They are also somewhat expendable. The lawn is certainly expensive, but realistically, can be replaced as soon as water becomes available. Although it is hoped that new lawns will be more conservative, like they should have been since the last drought and the one before that. Annuals are planted each year, so get replaced anyway.
Annuals as bedding plants over large areas were already somewhat passé before the last few dry winters. Even the more indulgent landscapes used annuals merely as relatively modest borders around or in front of more substantial but less consumptive perennials and shrubbery. Pots and planters are already more appropriate as they don’t consume as much water.
Some of the trendiest big pots are so ornate that they do not need flowers to provide color. Besides, with a few striking perennials for form or colorful foliage, there is not much space left for annuals. What matters is that fewer annuals in a pot can be more flashy than more of those in the ground. Fewer annuals require less water.
Elevated planters may not be as ornate, but display flashy annuals as effectively. Petunia, million bells, lobelia and alyssum can cascade over the edges to be colorful both on top and on the sides. Marigold, zinnia, celosia and any interesting foliar or sculptural perennials get a bit more height. All of it helps to get a bit more out of less.
Pots and planters are not necessarily less work.

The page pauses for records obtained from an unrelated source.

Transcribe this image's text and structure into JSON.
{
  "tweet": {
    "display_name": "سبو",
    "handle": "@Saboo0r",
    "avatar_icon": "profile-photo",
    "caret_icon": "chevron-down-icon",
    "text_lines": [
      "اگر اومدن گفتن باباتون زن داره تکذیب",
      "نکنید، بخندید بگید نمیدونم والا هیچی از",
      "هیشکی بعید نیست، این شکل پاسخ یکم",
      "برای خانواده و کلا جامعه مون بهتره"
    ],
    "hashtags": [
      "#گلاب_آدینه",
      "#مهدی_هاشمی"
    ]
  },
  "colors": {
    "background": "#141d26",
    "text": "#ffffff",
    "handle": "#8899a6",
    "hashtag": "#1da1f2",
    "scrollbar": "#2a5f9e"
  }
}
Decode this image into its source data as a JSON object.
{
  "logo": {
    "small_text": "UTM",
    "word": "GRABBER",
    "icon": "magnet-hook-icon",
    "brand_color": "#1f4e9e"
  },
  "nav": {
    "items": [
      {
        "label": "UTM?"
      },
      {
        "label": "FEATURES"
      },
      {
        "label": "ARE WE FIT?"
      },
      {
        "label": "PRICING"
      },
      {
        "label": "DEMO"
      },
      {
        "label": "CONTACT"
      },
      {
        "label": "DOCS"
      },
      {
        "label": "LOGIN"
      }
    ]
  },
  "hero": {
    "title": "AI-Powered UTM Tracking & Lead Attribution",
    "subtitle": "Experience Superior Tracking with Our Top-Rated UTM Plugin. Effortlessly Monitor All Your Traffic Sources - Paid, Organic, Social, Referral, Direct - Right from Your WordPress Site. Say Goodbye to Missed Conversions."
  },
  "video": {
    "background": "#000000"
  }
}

They only need less water than larger beds because they take up less space. However, relative to their area, they actually need more, and must be watered regularly to sustain the confined roots. Hanging pots need the most water. All confined plants benefit from the light application of fertilizer — take note that toxicity from excessive fertilizer is concentrated in containers.

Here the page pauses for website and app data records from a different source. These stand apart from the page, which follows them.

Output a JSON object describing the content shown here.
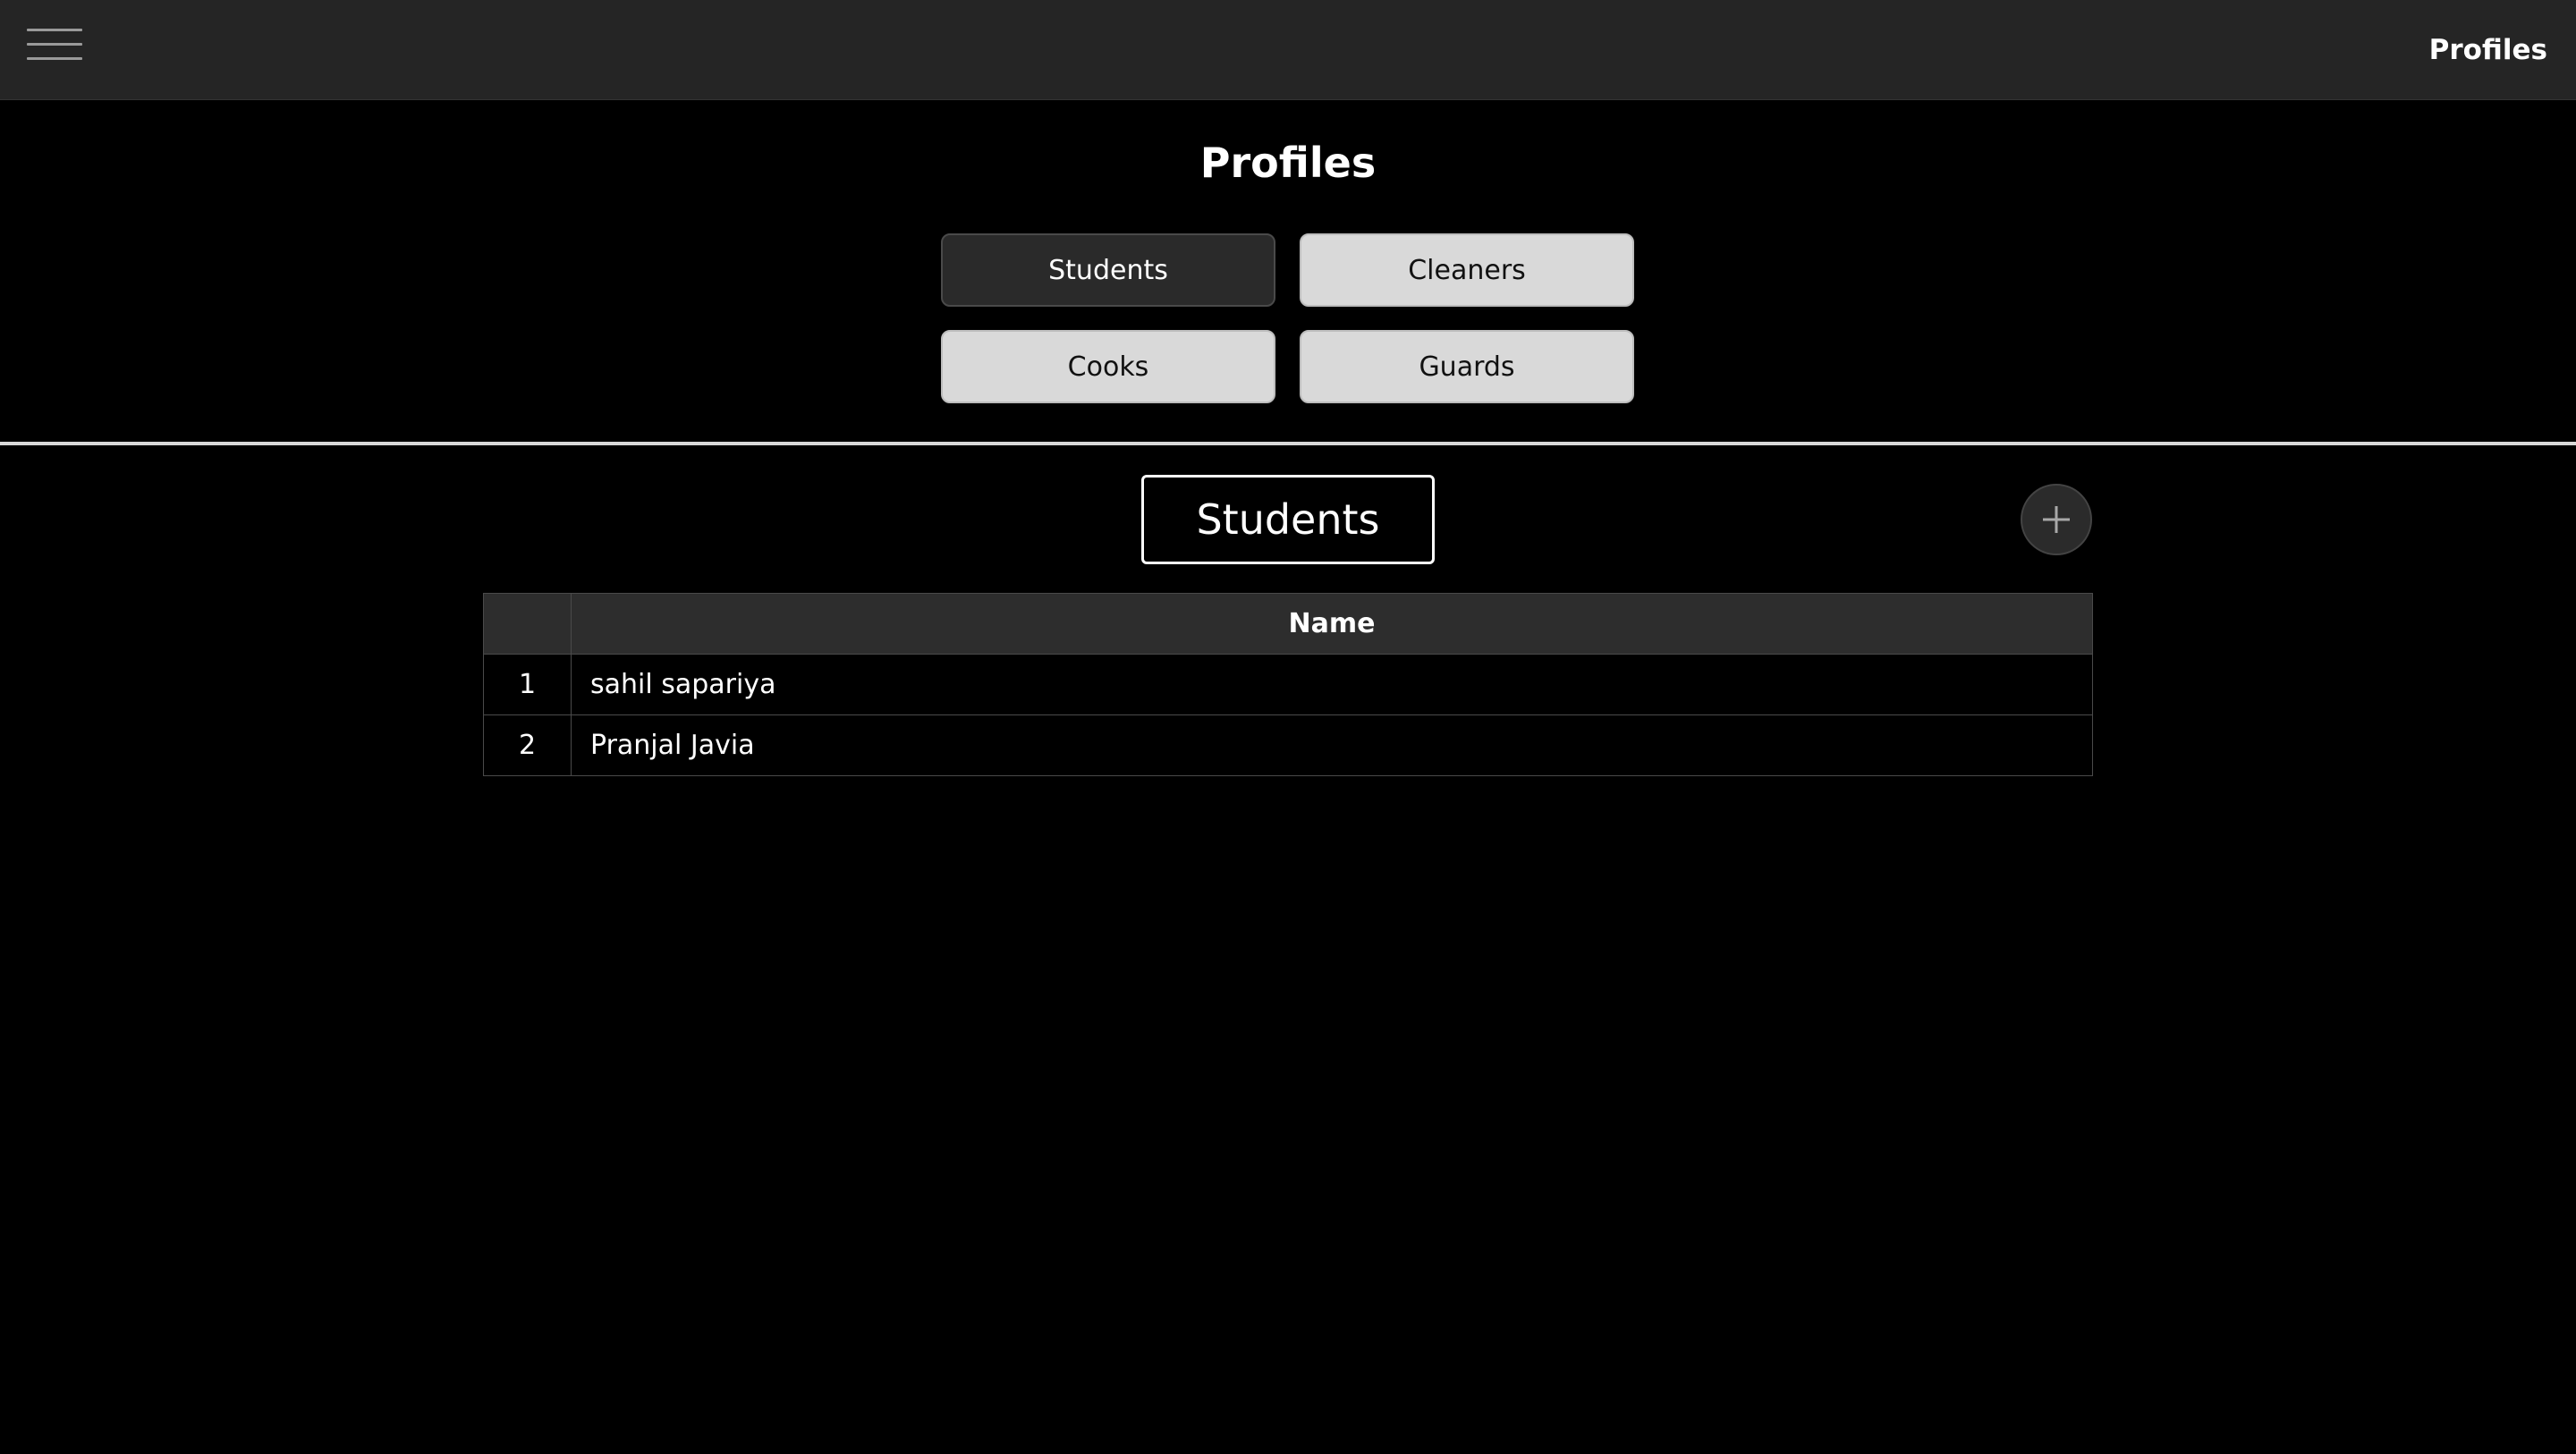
{
  "topbar": {
    "menu_icon": "hamburger-menu-icon",
    "title": "Profiles"
  },
  "page": {
    "title": "Profiles"
  },
  "categories": [
    {
      "label": "Students",
      "active": true
    },
    {
      "label": "Cleaners",
      "active": false
    },
    {
      "label": "Cooks",
      "active": false
    },
    {
      "label": "Guards",
      "active": false
    }
  ],
  "section": {
    "title": "Students",
    "add_icon": "plus-icon"
  },
  "table": {
    "columns": [
      "",
      "Name"
    ],
    "rows": [
      {
        "index": "1",
        "name": "sahil sapariya"
      },
      {
        "index": "2",
        "name": "Pranjal Javia"
      }
    ]
  },
  "colors": {
    "background": "#000000",
    "topbar": "#252525",
    "active_button": "#2a2a2a",
    "inactive_button": "#d9d9d9",
    "table_header": "#2d2d2d"
  }
}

Although it may be a bit of an exaggeration, Million bells, or Calibrachoa, certainly are profuse. However, although potentially perennial, the flower is usually grown as a warm season annual, so only has a few months from spring to autumn in which to bloom with a million flowers.
The tiny flowers resemble petunias more than bells. The entire plant grows something like very compact petunias, which they are closely related to. The stems are too limber to stand half a foot tall, so they spread to about a foot wide. The small and unremarkably hazy green leaves are an adequate backdrop for bloom.
The bloom is the remarkable part, displaying all sorts of shades and hues of red, yellow, blue, purple, orange, pink and white. There are not many colors left out. Just like petunia, million bells cascades nicely from pots. Unlike petunias, it does not benefit from deadheading, which is the removal of deteriorating flowers.
Horticulturist, arborist and garden columnist, Tony Tomeo assesses the horticultural correctness of landscapes, and inspects trees of environmental prominence from San Francisco to Los Angeles. Send your comments and questions to firstname.lastname@example.org.